● Exercise objective: All pictures must be dropped, while the entries are given again word for word.

(Items from an interface collection)
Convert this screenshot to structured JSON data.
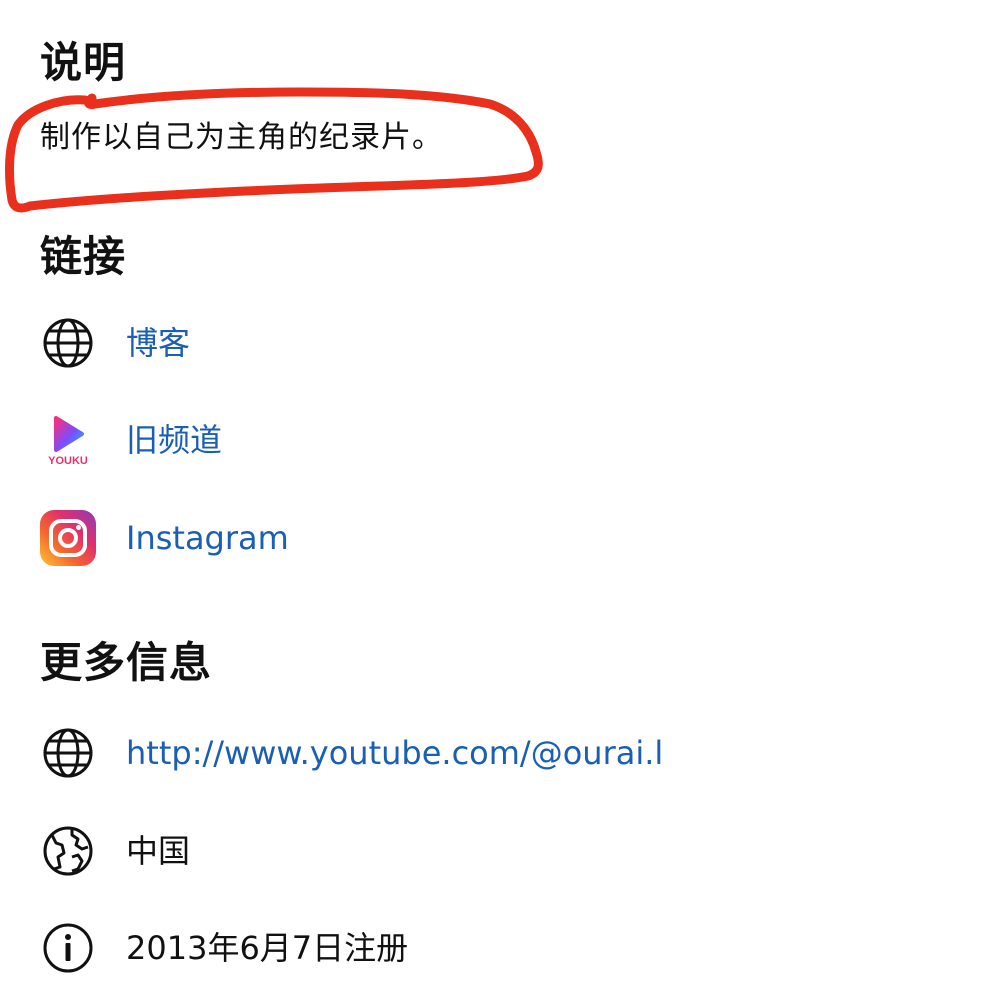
{
  "description": {
    "heading": "说明",
    "text": "制作以自己为主角的纪录片。"
  },
  "links": {
    "heading": "链接",
    "items": [
      {
        "label": "博客",
        "icon": "globe-icon"
      },
      {
        "label": "旧频道",
        "icon": "youku-icon"
      },
      {
        "label": "Instagram",
        "icon": "instagram-icon"
      }
    ]
  },
  "more_info": {
    "heading": "更多信息",
    "items": [
      {
        "label": "http://www.youtube.com/@ourai.l",
        "icon": "globe-icon"
      },
      {
        "label": "中国",
        "icon": "earth-icon"
      },
      {
        "label": "2013年6月7日注册",
        "icon": "info-icon"
      }
    ]
  },
  "youku_logo_text": "YOUKU",
  "colors": {
    "link": "#1a5fb4",
    "annotation": "#e8301c",
    "text": "#111111"
  }
}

● Written response:
Convert this screenshot to structured JSON data.
{
  "description": {
    "heading": "说明",
    "text": "制作以自己为主角的纪录片。"
  },
  "links": {
    "heading": "链接",
    "items": [
      {
        "label": "博客",
        "icon": "globe-icon"
      },
      {
        "label": "旧频道",
        "icon": "youku-icon"
      },
      {
        "label": "Instagram",
        "icon": "instagram-icon"
      }
    ]
  },
  "more_info": {
    "heading": "更多信息",
    "items": [
      {
        "label": "http://www.youtube.com/@ourai.l",
        "icon": "globe-icon"
      },
      {
        "label": "中国",
        "icon": "earth-icon"
      },
      {
        "label": "2013年6月7日注册",
        "icon": "info-icon"
      }
    ]
  },
  "youku_logo_text": "YOUKU",
  "colors": {
    "link": "#1a5fb4",
    "annotation": "#e8301c",
    "text": "#111111"
  }
}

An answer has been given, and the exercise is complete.